Information released by the European Parliament notes the proposal is part of ongoing reform of the EU’s renewable energy directive. In 2009, that directive set a 20 percent by 2020 target for the EU, with individual targets for each member country. The European Commission has also proposed to prolong the scheme to 2030, but proposed a 27 percent target as an EU-wide goal.

Draft legislation proposed by the MEPs also calls for the share of biofuels to be no more than 7 percent of final consumption of energy in road and rail transport, and for no food-based biofuels to be subject to minimum targets at the EU level. In addition, it calls for food-based first-generation biofuels to be phased out by 2030, with palm oil-based fuels to be phased out by 2021. 

Regarding biomass, the MEPs’ proposal sets sustainability criteria for biofuels, bioliquids and biomass. According to information released by the European Parliament, the sustainability criteria aim to minimize the risk allowing unsustainable forest biomass to benefit from support schemes.

The Environment Committee of the European Parliament voted 32 to 29 to adopt the proposal.
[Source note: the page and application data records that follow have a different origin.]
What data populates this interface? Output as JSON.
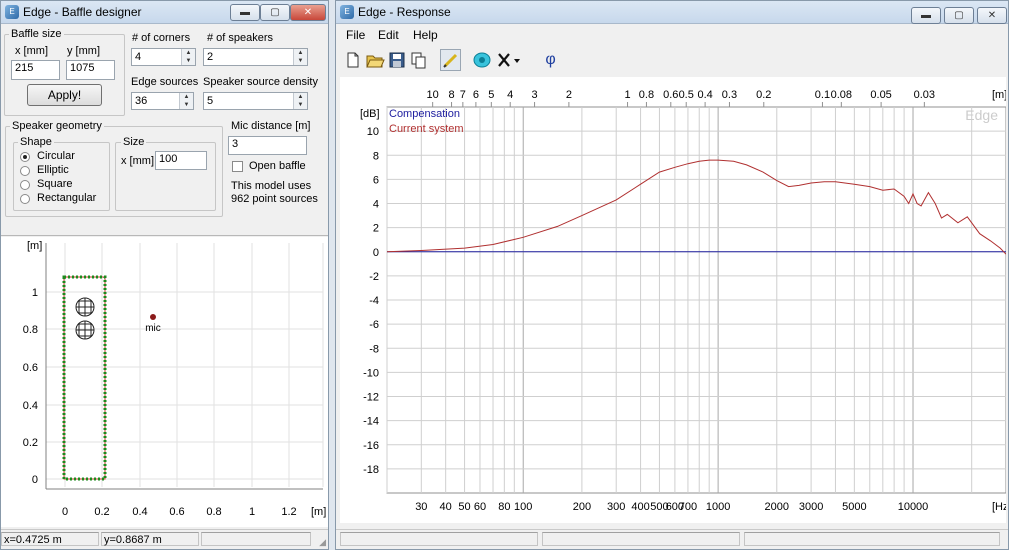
{
  "baffle_window": {
    "title": "Edge - Baffle designer",
    "buttons": {
      "minimize": "▬",
      "maximize": "▢",
      "close": "✕"
    },
    "baffle_size": {
      "label": "Baffle size",
      "x_label": "x [mm]",
      "y_label": "y [mm]",
      "x_value": "215",
      "y_value": "1075",
      "apply_label": "Apply!"
    },
    "corners": {
      "label": "# of corners",
      "value": "4"
    },
    "speakers": {
      "label": "# of speakers",
      "value": "2"
    },
    "edge_sources": {
      "label": "Edge sources",
      "value": "36"
    },
    "speaker_density": {
      "label": "Speaker source density",
      "value": "5"
    },
    "geometry": {
      "label": "Speaker geometry",
      "shape_label": "Shape",
      "shapes": [
        "Circular",
        "Elliptic",
        "Square",
        "Rectangular"
      ],
      "selected": "Circular",
      "size_label": "Size",
      "size_x_label": "x [mm]",
      "size_value": "100"
    },
    "mic": {
      "label": "Mic distance [m]",
      "value": "3",
      "open_baffle_label": "Open baffle",
      "model_line1": "This model uses",
      "model_line2": "962 point sources"
    },
    "plot": {
      "y_unit": "[m]",
      "x_unit": "[m]",
      "y_ticks": [
        "1",
        "0.8",
        "0.6",
        "0.4",
        "0.2",
        "0"
      ],
      "x_ticks": [
        "0",
        "0.2",
        "0.4",
        "0.6",
        "0.8",
        "1",
        "1.2"
      ],
      "mic_label": "mic"
    },
    "status": {
      "x": "x=0.4725 m",
      "y": "y=0.8687 m"
    }
  },
  "response_window": {
    "title": "Edge - Response",
    "buttons": {
      "minimize": "▬",
      "maximize": "▢",
      "close": "✕"
    },
    "menu": [
      "File",
      "Edit",
      "Help"
    ],
    "toolbar_phi": "φ",
    "watermark": "Edge"
  },
  "chart_data": {
    "type": "line",
    "title": "",
    "ylabel": "[dB]",
    "xlabel": "[Hz]",
    "top_axis_label": "[m]",
    "x_scale": "log",
    "xlim": [
      20,
      30000
    ],
    "ylim": [
      -20,
      12
    ],
    "grid": true,
    "legend_position": "top-left",
    "x_ticks": [
      30,
      40,
      50,
      60,
      80,
      100,
      200,
      300,
      400,
      500,
      600,
      700,
      1000,
      2000,
      3000,
      5000,
      10000
    ],
    "x_tick_labels": [
      "30",
      "40",
      "50",
      "60",
      "80",
      "100",
      "200",
      "300",
      "400",
      "500",
      "600",
      "700",
      "1000",
      "2000",
      "3000",
      "5000",
      "10000"
    ],
    "y_ticks": [
      10,
      8,
      6,
      4,
      2,
      0,
      -2,
      -4,
      -6,
      -8,
      -10,
      -12,
      -14,
      -16,
      -18
    ],
    "top_ticks": [
      "10",
      "8",
      "7",
      "6",
      "5",
      "4",
      "3",
      "2",
      "1",
      "0.8",
      "0.6",
      "0.5",
      "0.4",
      "0.3",
      "0.2",
      "0.1",
      "0.08",
      "0.05",
      "0.03"
    ],
    "series": [
      {
        "name": "Compensation",
        "color": "#2020a0",
        "x": [
          20,
          30000
        ],
        "y": [
          0,
          0
        ]
      },
      {
        "name": "Current system",
        "color": "#b03030",
        "x": [
          20,
          30,
          50,
          70,
          100,
          150,
          200,
          300,
          400,
          500,
          600,
          700,
          800,
          900,
          1000,
          1200,
          1400,
          1700,
          2000,
          2300,
          2600,
          3000,
          3500,
          4000,
          5000,
          6000,
          7000,
          8000,
          9000,
          9500,
          10000,
          10500,
          11000,
          12000,
          13000,
          14000,
          15000,
          17000,
          19000,
          22000,
          25000,
          28000,
          30000
        ],
        "y": [
          0,
          0.1,
          0.3,
          0.6,
          1.2,
          2.1,
          3.0,
          4.3,
          5.6,
          6.6,
          7.0,
          7.3,
          7.5,
          7.6,
          7.6,
          7.5,
          7.2,
          6.6,
          5.9,
          5.4,
          5.5,
          5.7,
          5.8,
          5.8,
          5.6,
          5.4,
          5.1,
          5.2,
          4.6,
          4.0,
          4.8,
          4.0,
          3.8,
          4.9,
          4.0,
          2.8,
          3.1,
          2.4,
          2.9,
          1.5,
          0.9,
          0.3,
          -0.2
        ]
      }
    ]
  }
}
The Committee on Industry is expected to vote on a portion of the proposal Nov. 28.

The European Biomass Association (AEBIOM) has issued a statement on the Environment Committee’s treatment of biomass in the proposal. “In the final adoption of its opinion, the ENVI Committee has decided tonight to address the sustainability issue both seriously and pragmatically, allowing solid bioenergy to continue playing its essential role in the European energy transition,” said Jean-Marc Jossart, secretary general of AEBIOM. “While this vote acknowledges the positive work and contribution of thousands of local bioenergy players, it also calls into question the systematic bioenergy bashing that occurred surrounding this debate. We are now counting on the entire Parliament and Member States to follow the approach taken by the Commission, and endorsed by the ENVI Committee, to support bioenergy in its role in achieving the EU’s climate and energy goals.”

ePURE, the European renewable ethanol association, is speaking out against the proposal’s treatment of first-generation biofuels. “The vote shows a very divided European Parliament,” said Emmanuel Desplechin, secretary general of ePURE, the European renewable ethanol association. “Even as they adopted a higher and binding renewables target, MEPs cannot agree about what to do with transport, a sector that accounts for a quarter of the EU’s total emissions. On the one hand, they have adopted a high ambition to decrease the carbon intensity of transport fuels; on the other hand, they are banning European crop-based biofuels a few years after promoting them.”

“The European Parliament ITRE Committee and Plenary must now realize that the constant changes in the EU’s policy on crop-based biofuels will discourage investment in advanced biofuels—thus defeating one of the goals of the Commission’s proposal,” Desplechin continued. “As the most recent Council text recognizes, most EU Member States see investment certainty for crop-based biofuels as a ‘sine qua non’ for adequate future investment. That is why they want to set a 15 percent target for renewable energy in transport and maintain the current 7 percent cap on crop-based biofuels.”